▶ STORED DATA:
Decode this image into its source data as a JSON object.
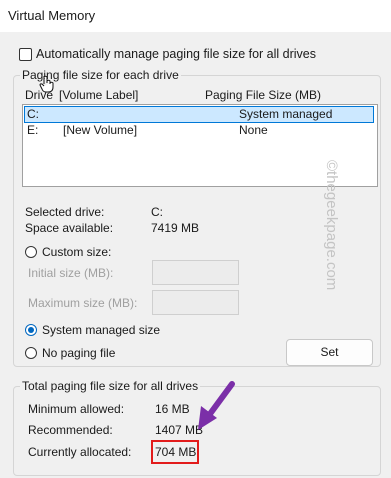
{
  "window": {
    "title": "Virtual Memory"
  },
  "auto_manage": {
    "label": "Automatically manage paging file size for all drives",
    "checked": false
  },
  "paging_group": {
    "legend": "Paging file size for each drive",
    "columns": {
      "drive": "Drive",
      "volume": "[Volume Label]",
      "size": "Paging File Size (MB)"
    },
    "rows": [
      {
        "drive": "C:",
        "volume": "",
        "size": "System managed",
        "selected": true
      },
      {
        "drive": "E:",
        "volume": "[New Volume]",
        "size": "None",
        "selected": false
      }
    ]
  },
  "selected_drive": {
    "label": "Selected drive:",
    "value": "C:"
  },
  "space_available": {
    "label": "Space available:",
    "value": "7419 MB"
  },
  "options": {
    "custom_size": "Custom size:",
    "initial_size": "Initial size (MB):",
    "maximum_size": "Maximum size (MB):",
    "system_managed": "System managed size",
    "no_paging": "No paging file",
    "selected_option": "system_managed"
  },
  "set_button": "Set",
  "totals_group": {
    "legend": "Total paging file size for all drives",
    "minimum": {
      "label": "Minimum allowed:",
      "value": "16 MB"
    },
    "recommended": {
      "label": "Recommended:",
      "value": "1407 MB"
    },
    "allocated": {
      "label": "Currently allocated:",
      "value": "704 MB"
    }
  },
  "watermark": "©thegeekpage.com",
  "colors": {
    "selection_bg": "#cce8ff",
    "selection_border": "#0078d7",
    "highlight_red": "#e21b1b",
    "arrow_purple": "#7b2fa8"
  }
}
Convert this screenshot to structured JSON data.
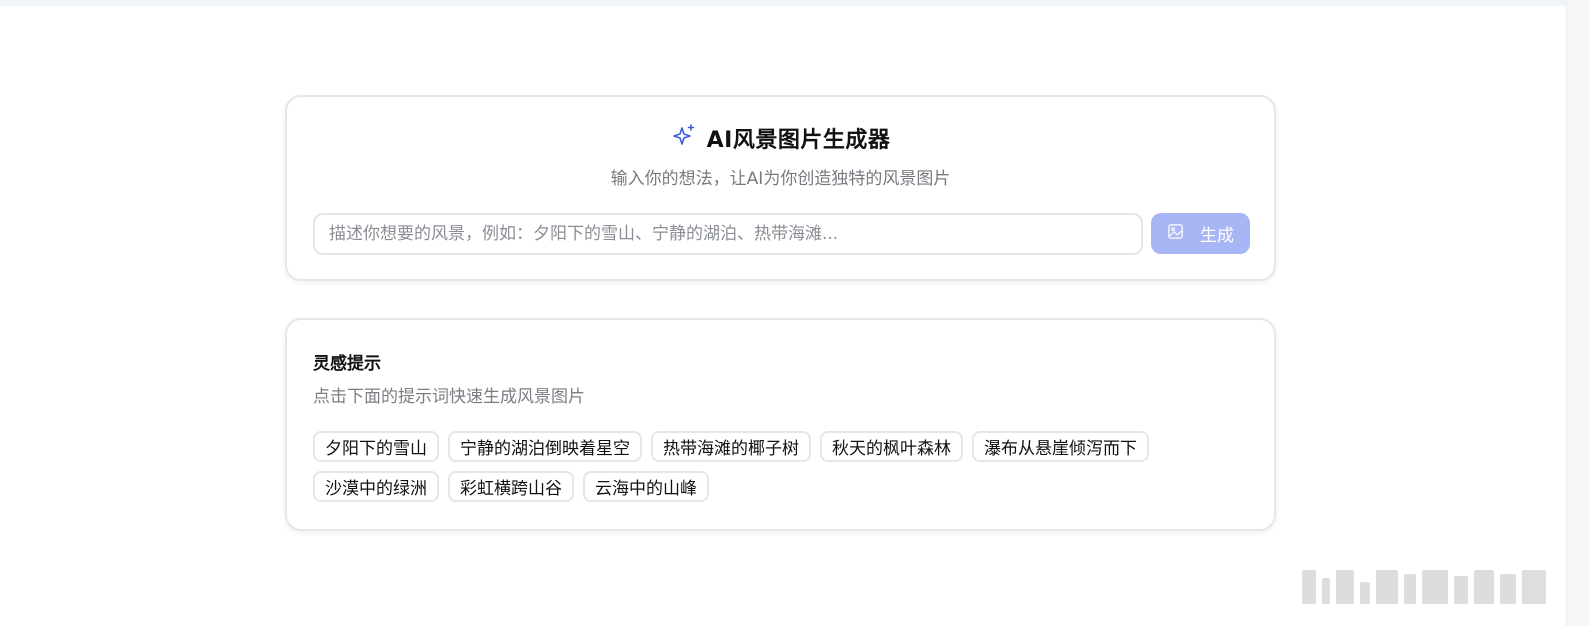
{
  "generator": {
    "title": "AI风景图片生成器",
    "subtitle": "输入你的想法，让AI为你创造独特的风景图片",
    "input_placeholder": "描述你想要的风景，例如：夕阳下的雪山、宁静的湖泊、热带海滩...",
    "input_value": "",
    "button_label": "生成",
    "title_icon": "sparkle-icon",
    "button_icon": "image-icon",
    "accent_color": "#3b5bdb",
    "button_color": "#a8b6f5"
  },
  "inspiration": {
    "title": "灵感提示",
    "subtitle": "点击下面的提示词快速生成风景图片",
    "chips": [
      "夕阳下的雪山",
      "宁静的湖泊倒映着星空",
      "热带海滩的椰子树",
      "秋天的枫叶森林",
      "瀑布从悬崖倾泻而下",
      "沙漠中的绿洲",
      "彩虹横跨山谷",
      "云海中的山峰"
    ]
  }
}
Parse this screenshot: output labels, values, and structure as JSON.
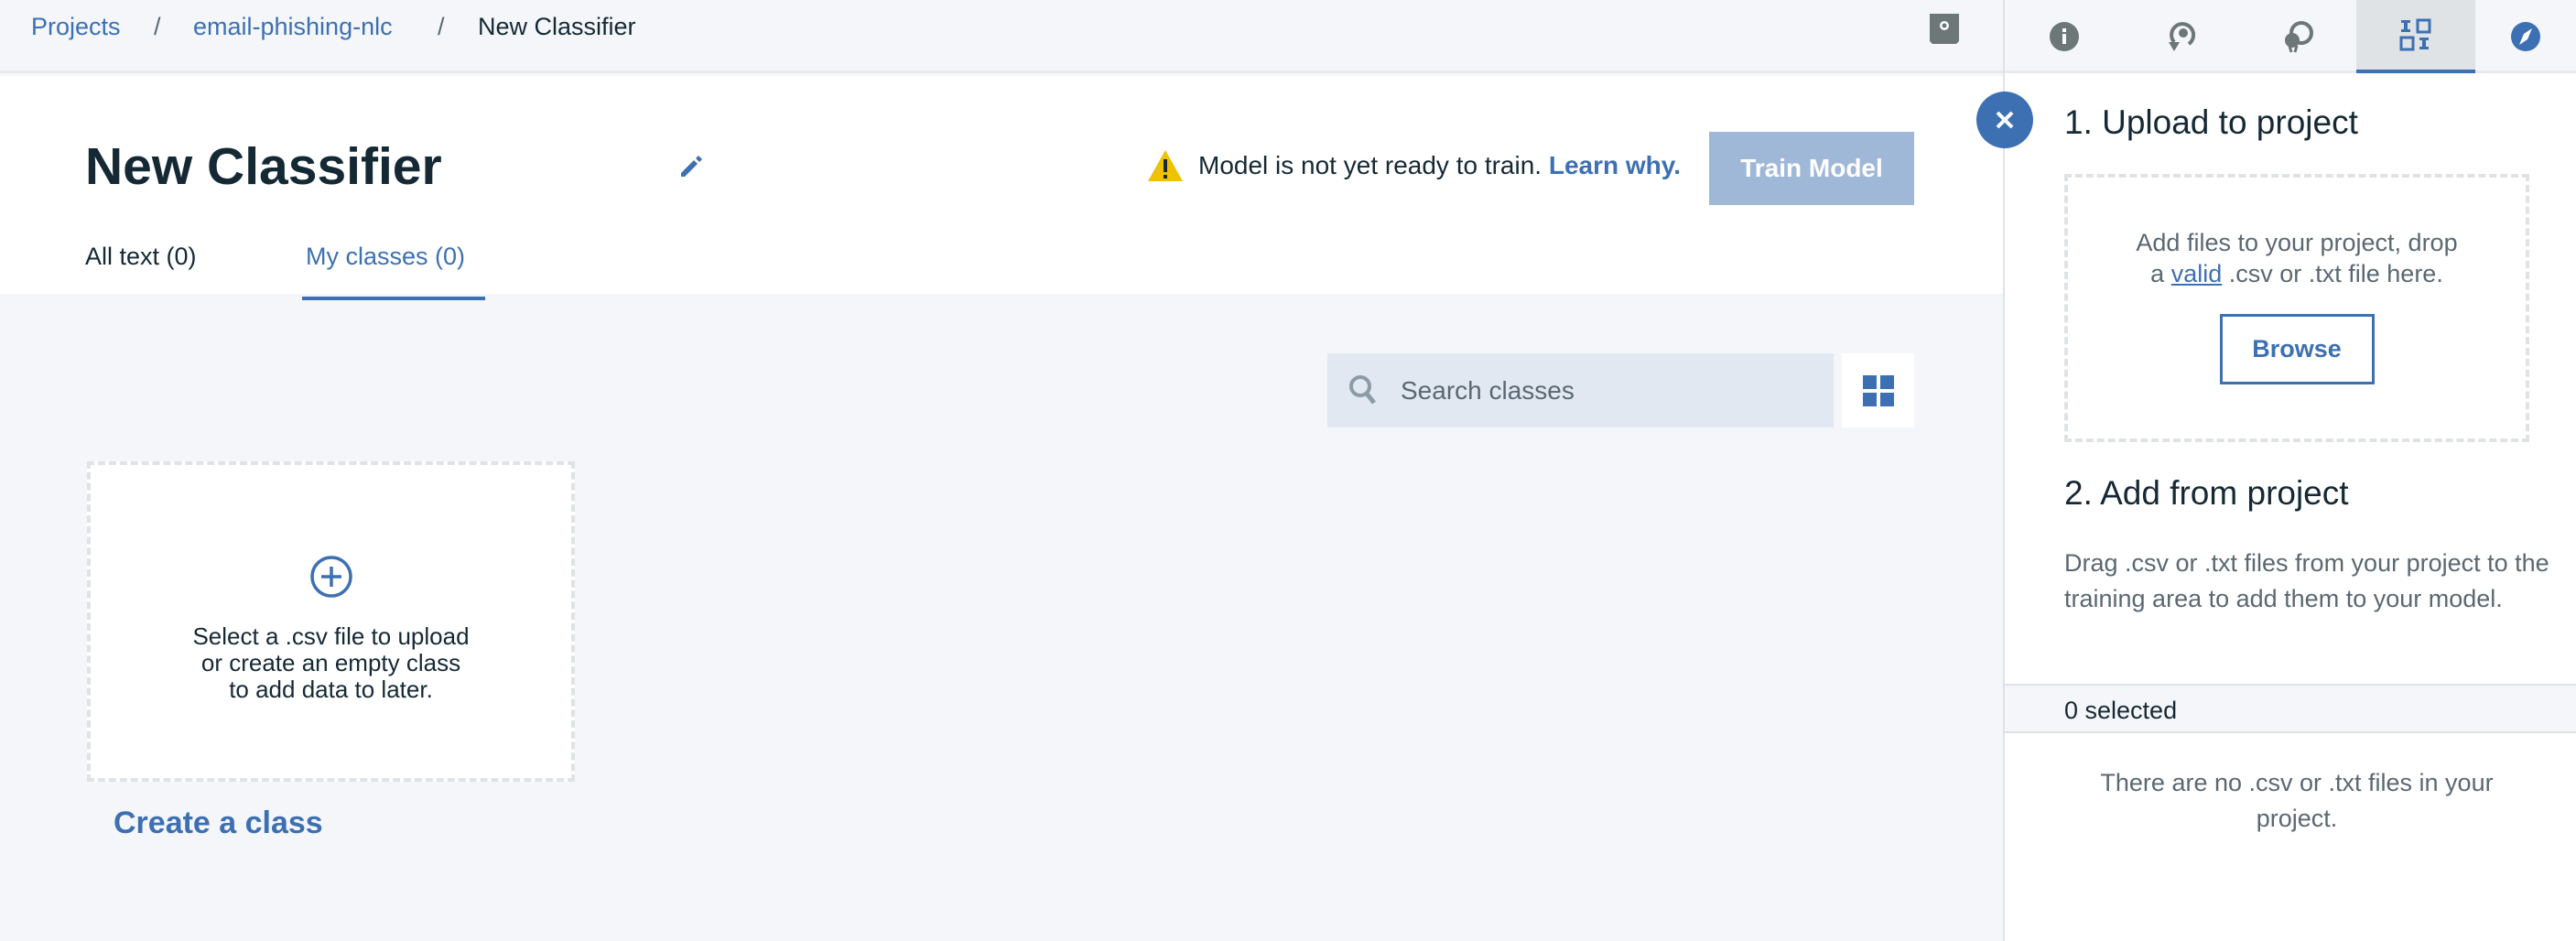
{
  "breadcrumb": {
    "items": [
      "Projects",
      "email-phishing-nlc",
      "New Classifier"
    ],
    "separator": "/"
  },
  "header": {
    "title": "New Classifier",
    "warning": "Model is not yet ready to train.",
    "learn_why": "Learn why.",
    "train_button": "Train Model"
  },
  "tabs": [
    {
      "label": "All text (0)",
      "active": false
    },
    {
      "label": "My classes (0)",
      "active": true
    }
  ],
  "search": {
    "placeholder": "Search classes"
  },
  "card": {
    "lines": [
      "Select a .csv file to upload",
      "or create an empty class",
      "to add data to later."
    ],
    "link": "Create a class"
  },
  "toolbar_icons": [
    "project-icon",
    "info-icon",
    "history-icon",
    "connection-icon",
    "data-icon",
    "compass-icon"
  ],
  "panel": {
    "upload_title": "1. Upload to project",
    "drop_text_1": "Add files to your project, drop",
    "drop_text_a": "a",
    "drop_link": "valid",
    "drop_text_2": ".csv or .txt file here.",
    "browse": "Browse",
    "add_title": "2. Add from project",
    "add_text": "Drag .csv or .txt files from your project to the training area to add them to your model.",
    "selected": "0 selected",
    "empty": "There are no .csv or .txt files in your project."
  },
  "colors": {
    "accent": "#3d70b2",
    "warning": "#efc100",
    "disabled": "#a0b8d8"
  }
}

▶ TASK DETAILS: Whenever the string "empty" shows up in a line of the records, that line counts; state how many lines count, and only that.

▶ ANSWER AREA: 2